Lopez timely filed an application for writ of certiorari, in which he raises the following questions:
1. Did the ICA gravely err in failing to apply the proper and well-established rules of statutory interpretation as enunciated in Haole v. State, 111 Hawai'i 144 [, 140 P.3d 377] (2006)?
2. Did the ICA gravely err in concluding that the language in HRS § 576D-10.5 is not ambiguous?
3. Did the ICA gravely err in concluding that HRS § 507-81 does not provide a superior or separate right for an attorney's property interest in a judgment over a prior recorded lien?

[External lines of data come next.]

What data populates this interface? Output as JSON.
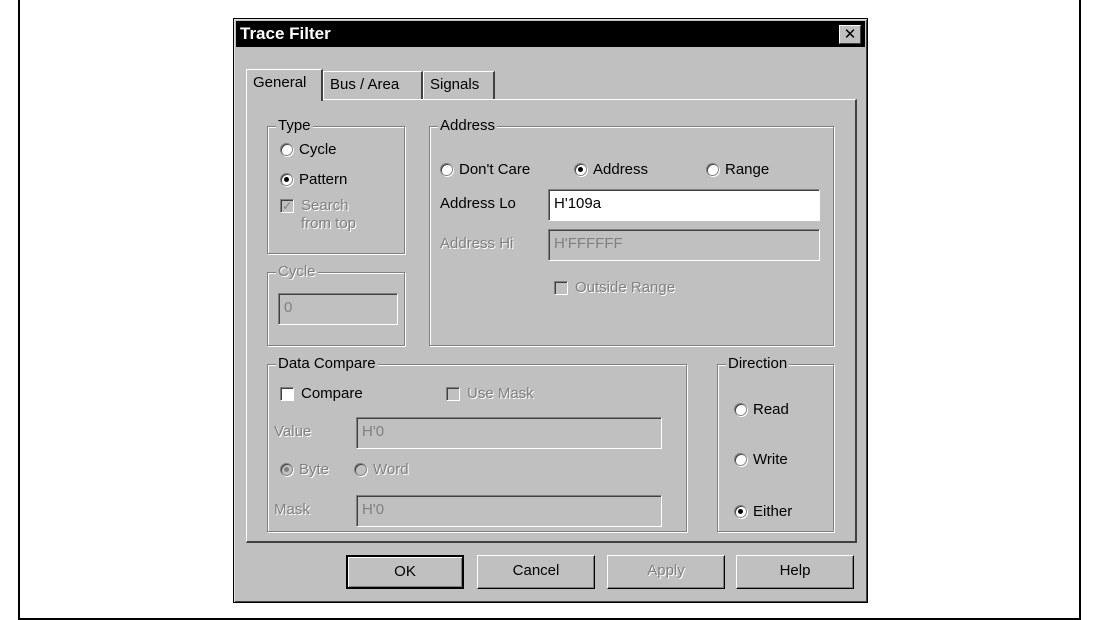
{
  "dialog": {
    "title": "Trace Filter",
    "close_glyph": "✕"
  },
  "tabs": [
    {
      "label": "General",
      "active": true
    },
    {
      "label": "Bus / Area",
      "active": false
    },
    {
      "label": "Signals",
      "active": false
    }
  ],
  "type_group": {
    "legend": "Type",
    "cycle_label": "Cycle",
    "pattern_label": "Pattern",
    "selected": "Pattern",
    "search_label_line1": "Search",
    "search_label_line2": "from top",
    "search_checked": true
  },
  "cycle_group": {
    "legend": "Cycle",
    "value": "0"
  },
  "address_group": {
    "legend": "Address",
    "dont_care_label": "Don't Care",
    "address_label": "Address",
    "range_label": "Range",
    "selected": "Address",
    "address_lo_label": "Address Lo",
    "address_lo_value": "H'109a",
    "address_hi_label": "Address Hi",
    "address_hi_value": "H'FFFFFF",
    "outside_range_label": "Outside Range",
    "outside_range_checked": false
  },
  "data_compare_group": {
    "legend": "Data Compare",
    "compare_label": "Compare",
    "compare_checked": false,
    "use_mask_label": "Use Mask",
    "use_mask_checked": false,
    "value_label": "Value",
    "value_value": "H'0",
    "byte_label": "Byte",
    "word_label": "Word",
    "selected_size": "Byte",
    "mask_label": "Mask",
    "mask_value": "H'0"
  },
  "direction_group": {
    "legend": "Direction",
    "read_label": "Read",
    "write_label": "Write",
    "either_label": "Either",
    "selected": "Either"
  },
  "buttons": {
    "ok": "OK",
    "cancel": "Cancel",
    "apply": "Apply",
    "help": "Help"
  }
}
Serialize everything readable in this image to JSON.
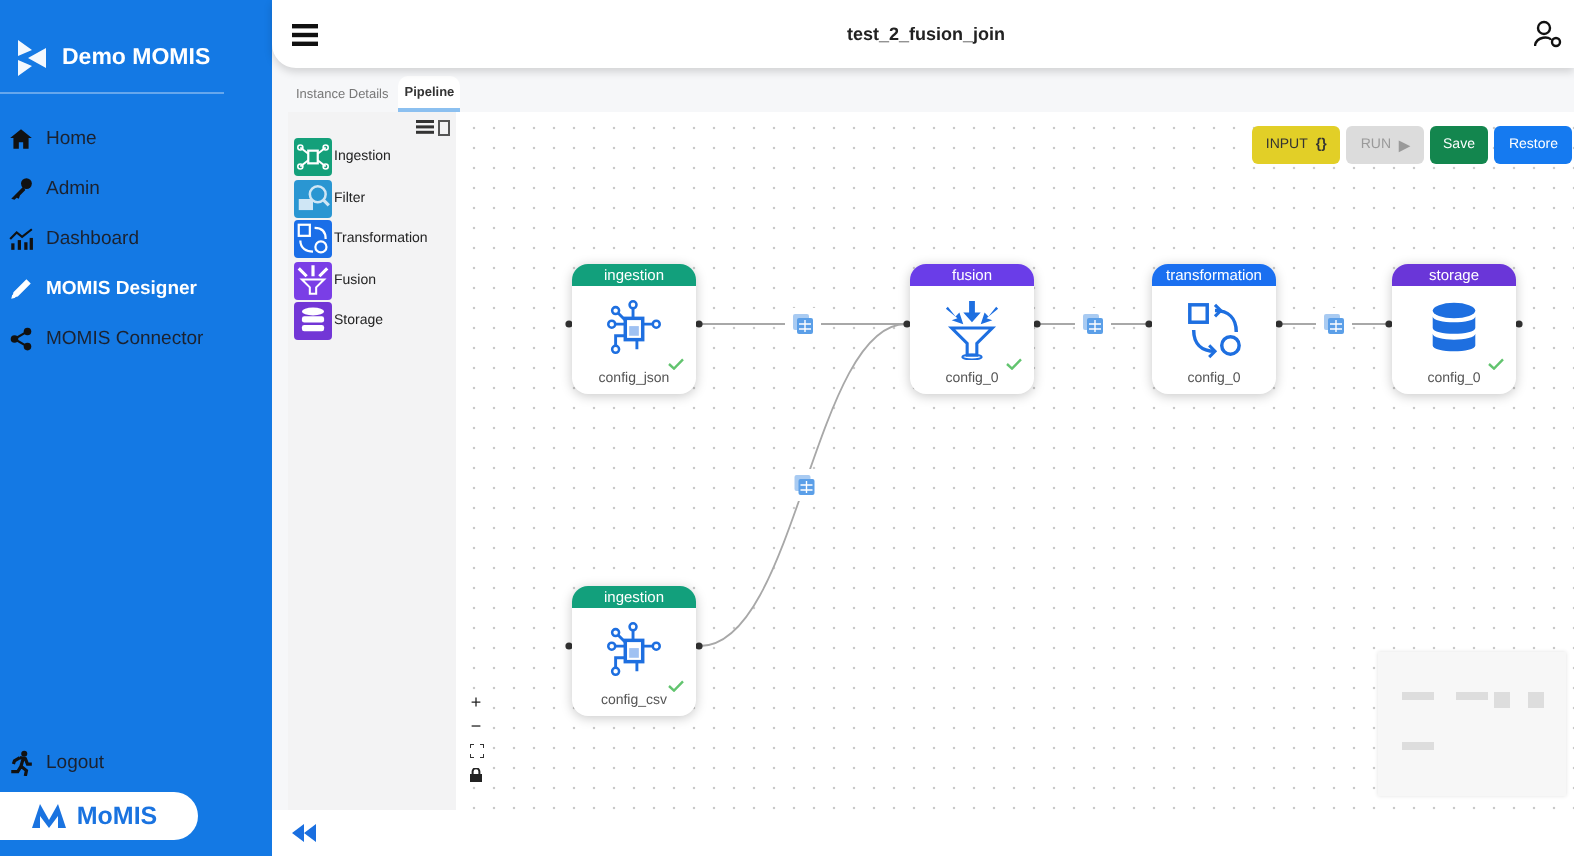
{
  "sidebar": {
    "brand": "Demo MOMIS",
    "items": [
      {
        "label": "Home",
        "kind": "home",
        "selected": false
      },
      {
        "label": "Admin",
        "kind": "admin",
        "selected": false
      },
      {
        "label": "Dashboard",
        "kind": "dashboard",
        "selected": false
      },
      {
        "label": "MOMIS Designer",
        "kind": "designer",
        "selected": true
      },
      {
        "label": "MOMIS Connector",
        "kind": "connector",
        "selected": false
      }
    ],
    "logout": "Logout",
    "logo": "MoMIS"
  },
  "header": {
    "title": "test_2_fusion_join"
  },
  "tabs": [
    {
      "label": "Instance Details",
      "selected": false
    },
    {
      "label": "Pipeline",
      "selected": true
    }
  ],
  "palette": [
    {
      "label": "Ingestion",
      "kind": "ingestion",
      "color": "#14a07a"
    },
    {
      "label": "Filter",
      "kind": "filter",
      "color": "#2a96d2"
    },
    {
      "label": "Transformation",
      "kind": "transformation",
      "color": "#1a6ee8"
    },
    {
      "label": "Fusion",
      "kind": "fusion",
      "color": "#7a3ee6"
    },
    {
      "label": "Storage",
      "kind": "storage",
      "color": "#7236d6"
    }
  ],
  "toolbar": [
    {
      "label": "INPUT",
      "symbol": "{}",
      "kind": "input",
      "disabled": false
    },
    {
      "label": "RUN",
      "symbol": "▶",
      "kind": "run",
      "disabled": true
    },
    {
      "label": "Save",
      "kind": "save",
      "disabled": false
    },
    {
      "label": "Restore",
      "kind": "restore",
      "disabled": false
    }
  ],
  "nodes": [
    {
      "type": "ingestion",
      "label": "config_json",
      "kind": "ingestion",
      "color": "#12a07c",
      "checked": true
    },
    {
      "type": "fusion",
      "label": "config_0",
      "kind": "fusion",
      "color": "#6a3de8",
      "checked": true
    },
    {
      "type": "transformation",
      "label": "config_0",
      "kind": "transformation",
      "color": "#1a6ff0",
      "checked": false
    },
    {
      "type": "storage",
      "label": "config_0",
      "kind": "storage",
      "color": "#6a36d8",
      "checked": true
    },
    {
      "type": "ingestion",
      "label": "config_csv",
      "kind": "ingestion",
      "color": "#12a07c",
      "checked": true
    }
  ],
  "zoom_controls": [
    "+",
    "−"
  ]
}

The State timely filed its response.
II. Standard of Review
" Statutory interpretation is a question of law reviewable de novo."
Kaleikini v. Yoshioka, 128 Hawai'i 53, 67, 283 P.3d 60, 74 (2012) (quoting First Ins. Co. of Hawai'i v. A& B Props., Inc., 126 Hawai'i 406, 414, 271 P.3d 1165, 1173 (2012)). It is well-established that the " fundamental starting point for statutory interpretation is the language of the statute itself."

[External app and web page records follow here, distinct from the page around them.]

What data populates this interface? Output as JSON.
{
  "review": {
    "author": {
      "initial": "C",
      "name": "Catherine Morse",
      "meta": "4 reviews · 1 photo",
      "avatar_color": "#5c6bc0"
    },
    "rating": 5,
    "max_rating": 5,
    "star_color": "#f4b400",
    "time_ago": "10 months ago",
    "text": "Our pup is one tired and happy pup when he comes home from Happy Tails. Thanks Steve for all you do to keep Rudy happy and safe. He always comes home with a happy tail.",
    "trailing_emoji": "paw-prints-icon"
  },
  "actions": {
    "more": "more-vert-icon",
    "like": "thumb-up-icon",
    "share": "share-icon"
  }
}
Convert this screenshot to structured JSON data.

First Ins. Co. of Hawai'i, 126 Hawai'i at 414, 271 P.3d at 1173 (quoting State v. Wheeler, 121 Hawai'i 383, 390, 219 P.3d 1170, 1177 (2009)). " [W]here the statutory language is plain and unambiguous, our sole duty is to give effect to its plain and obvious meaning." Id. Moreover, " implicit in the task of statutory construction is our foremost obligation to ascertain and give effect to the intention of the legislature, which is to be obtained primarily from the language contained in the statute itself." Id. " [W]hen there is doubt, doubleness of meaning, or indistinctiveness or uncertainty of an expression used in a statute, an ambiguity exists." Id.

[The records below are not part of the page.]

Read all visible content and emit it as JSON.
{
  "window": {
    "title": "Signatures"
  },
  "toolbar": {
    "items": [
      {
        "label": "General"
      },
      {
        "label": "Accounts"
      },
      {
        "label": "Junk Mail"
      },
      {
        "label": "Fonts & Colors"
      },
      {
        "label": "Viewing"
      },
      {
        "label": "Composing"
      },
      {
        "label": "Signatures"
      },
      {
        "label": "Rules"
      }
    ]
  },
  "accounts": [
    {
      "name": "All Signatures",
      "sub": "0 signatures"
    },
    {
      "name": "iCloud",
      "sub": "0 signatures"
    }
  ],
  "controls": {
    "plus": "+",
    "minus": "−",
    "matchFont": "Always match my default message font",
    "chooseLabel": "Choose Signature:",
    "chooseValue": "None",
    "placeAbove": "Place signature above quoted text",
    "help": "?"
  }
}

A. The CSEA lien takes priority over Lopez's attorney's lien
Lopez argues that the language in HRS § 576D-10.5 is ambiguous; specifically, he argues that subsections (a), (b), and (f) of the statute create an ambiguity as to what portions of a judgment are the property of the obligor, and as to what other " applicable state law[s]" govern the execution of CSEA's statutory liens. Lopez contends that because the statute is ambiguous, it must be construed in pari materia with HRS § 507-81, which, according to Lopez, gives attorneys a vested property interest in judgments. Therefore, Lopez argues, his attorneys' lien on the judgment is an interest separate from the judgment proceeds due to Lopez, the latter of which is subject to the CSEA ...